Gold has been on a tear upward lately, and Citi thinks the precious metal will continue to break out as investors weigh the coronavirus and other dampers on global economic growth.
Gold is considered a safe-haven asset, and the financial firm sees it hitting $2,000 in the next 12 to 24 months. Fears surrounding the spread of the coronavirus outbreak pushed spot gold over $1,640 per ounce Friday afternoon.
“Gold should perform as a convex macro asset market hedge, resilient during ongoing risk market rallies but a better hedge during sell-offs and vol spikes,” Citi analysts led by Aakash Doshi said, according to CNBC.
The yellow metal crested the $1,600-per-ounce mark Tuesday after Apple announced it was going to miss its quarterly guidance because of lower Chinese demand for products as the country deals with the coronavirus.
Citi’s short-term outlook is already within reach if precious metals continue to climb. The firm set its six-to-12 month target at $1,700 per ounce.
Doshi thinks people may be rushing into gold because of increased investor concern surrounding the current business cycle. There are also some big question marks looming on the horizon with the 2020 U.S. presidential election and the ongoing trade war between the U.S. and China.
The current low-interest environment means the gold market is a hotbed for investors hunting for yield, Doshi argues.
“With STIR (short-term interest rate) markets pricing in ~1.5 Fed cuts in 2020 and global growth risks skewed to the downside, gold is a direct beneficiary of the low nominal and negative real yield environment,” Doshi said. “(Gold can) outperform on a risk market unwind should coronavirus risks impact supply chains and thus US earnings momentum.”
Citi isn’t the only one bullish on gold, either. Economist David Rosenberg echoed some of the Doshi’s sentiments in a recent interview, and he thinks the yellow metal could even hit $3,000 — eventually.
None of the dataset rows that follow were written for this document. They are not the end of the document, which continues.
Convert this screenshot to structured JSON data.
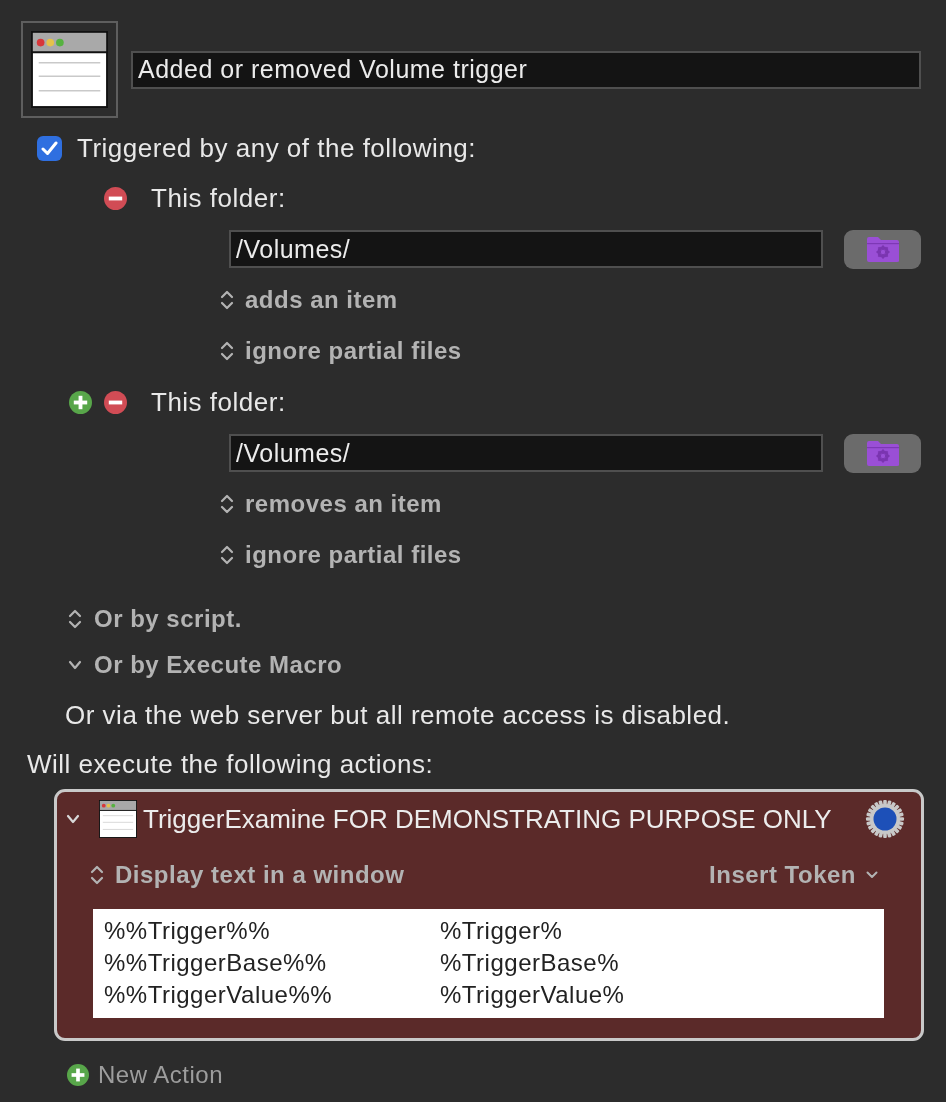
{
  "macro": {
    "name": "Added or removed Volume trigger"
  },
  "trigger_group": {
    "label": "Triggered by any of the following:",
    "checked": true
  },
  "folder_triggers": [
    {
      "add_button": false,
      "label": "This folder:",
      "path": "/Volumes/",
      "event": "adds an item",
      "option": "ignore partial files"
    },
    {
      "add_button": true,
      "label": "This folder:",
      "path": "/Volumes/",
      "event": "removes an item",
      "option": "ignore partial files"
    }
  ],
  "other_triggers": [
    {
      "kind": "popup",
      "label": "Or by script."
    },
    {
      "kind": "disclosure",
      "label": "Or by Execute Macro",
      "expanded": true
    }
  ],
  "web_server_note": "Or via the web server but all remote access is disabled.",
  "actions_heading": "Will execute the following actions:",
  "actions": [
    {
      "expanded": true,
      "title": "TriggerExamine FOR DEMONSTRATING PURPOSE ONLY",
      "action_type": "Display text in a window",
      "token_menu": "Insert Token",
      "text_lines": [
        [
          "%%Trigger%%",
          "%Trigger%"
        ],
        [
          "%%TriggerBase%%",
          "%TriggerBase%"
        ],
        [
          "%%TriggerValue%%",
          "%TriggerValue%"
        ]
      ]
    }
  ],
  "new_action": "New Action"
}
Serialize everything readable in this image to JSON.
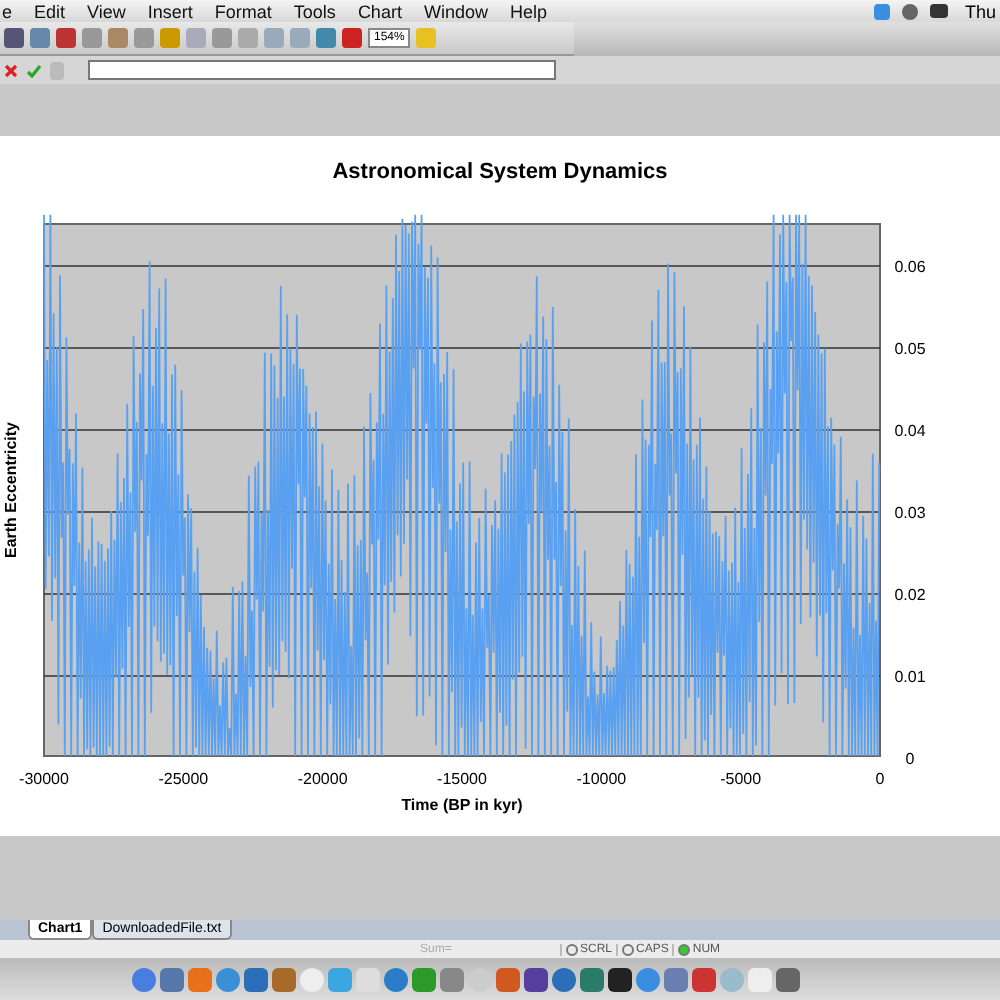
{
  "menu_bar": {
    "items": [
      "e",
      "Edit",
      "View",
      "Insert",
      "Format",
      "Tools",
      "Chart",
      "Window",
      "Help"
    ],
    "clock": "Thu"
  },
  "toolbar": {
    "zoom": "154%"
  },
  "chart": {
    "title": "Astronomical System Dynamics",
    "xlabel": "Time (BP in kyr)",
    "ylabel": "Earth Eccentricity",
    "xticks": [
      "-30000",
      "-25000",
      "-20000",
      "-15000",
      "-10000",
      "-5000",
      "0"
    ],
    "yticks": [
      "0.06",
      "0.05",
      "0.04",
      "0.03",
      "0.02",
      "0.01",
      "0"
    ]
  },
  "sheet_tabs": [
    {
      "label": "Chart1",
      "selected": true
    },
    {
      "label": "DownloadedFile.txt",
      "selected": false
    }
  ],
  "status_bar": {
    "sum": "Sum=",
    "indicators": [
      {
        "label": "SCRL",
        "on": false
      },
      {
        "label": "CAPS",
        "on": false
      },
      {
        "label": "NUM",
        "on": true
      }
    ]
  }
}
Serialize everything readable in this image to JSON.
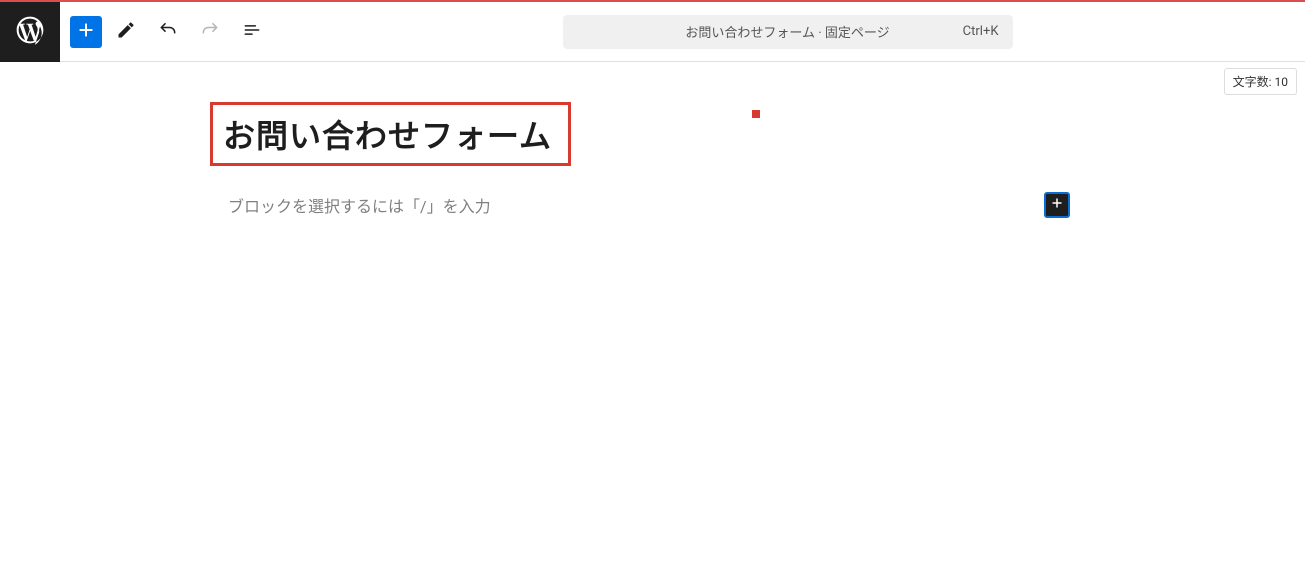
{
  "toolbar": {
    "command_hint": "お問い合わせフォーム · 固定ページ",
    "command_shortcut": "Ctrl+K"
  },
  "meta": {
    "char_count_label": "文字数:",
    "char_count_value": "10"
  },
  "editor": {
    "title": "お問い合わせフォーム",
    "block_placeholder": "ブロックを選択するには「/」を入力"
  }
}
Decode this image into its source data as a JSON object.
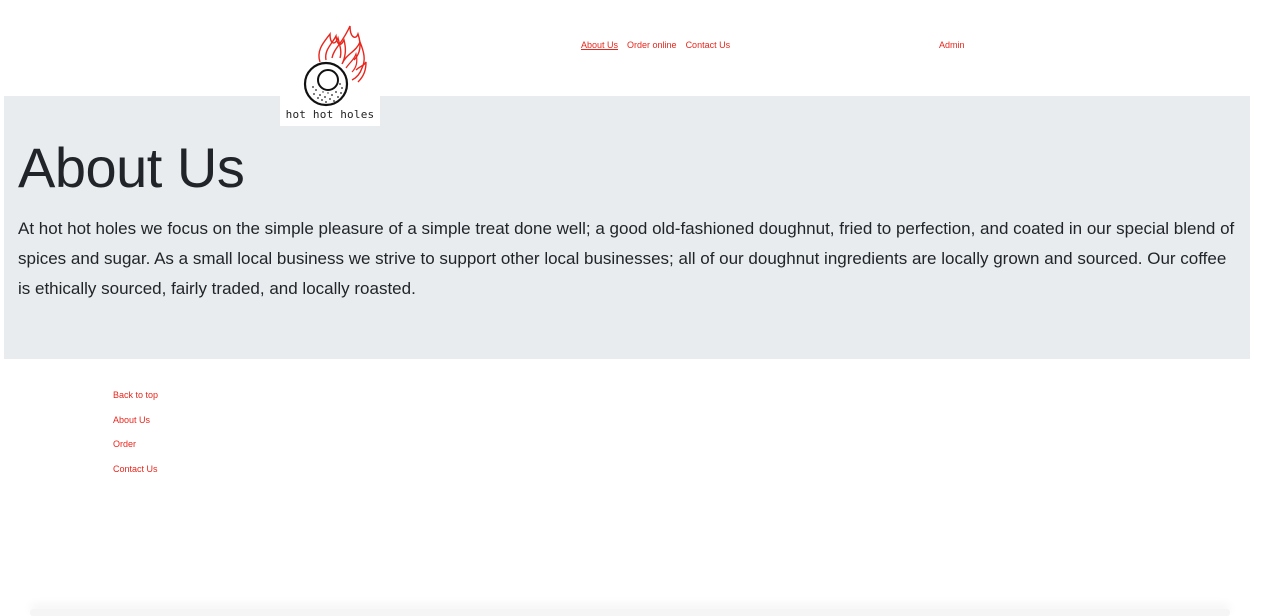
{
  "brand": {
    "name": "hot hot holes",
    "accent": "#e8261c",
    "logo_icon": "flaming-doughnut-icon"
  },
  "nav": {
    "items": [
      {
        "label": "About Us",
        "active": true
      },
      {
        "label": "Order online",
        "active": false
      },
      {
        "label": "Contact Us",
        "active": false
      }
    ],
    "admin_label": "Admin"
  },
  "hero": {
    "background": "#e9ecef",
    "title": "About Us",
    "text": "At hot hot holes we focus on the simple pleasure of a simple treat done well; a good old-fashioned doughnut, fried to perfection, and coated in our special blend of spices and sugar. As a small local business we strive to support other local businesses; all of our doughnut ingredients are locally grown and sourced. Our coffee is ethically sourced, fairly traded, and locally roasted."
  },
  "footer": {
    "links": [
      {
        "label": "Back to top"
      },
      {
        "label": "About Us"
      },
      {
        "label": "Order"
      },
      {
        "label": "Contact Us"
      }
    ]
  }
}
“Gold is a place you want to be,” Rosenberg said. “I think that it’s partly because its inversely correlated with interest rates. But it’s also an insurance policy when things go wrong. There’s no such thing as a no-brainer, but this is close.”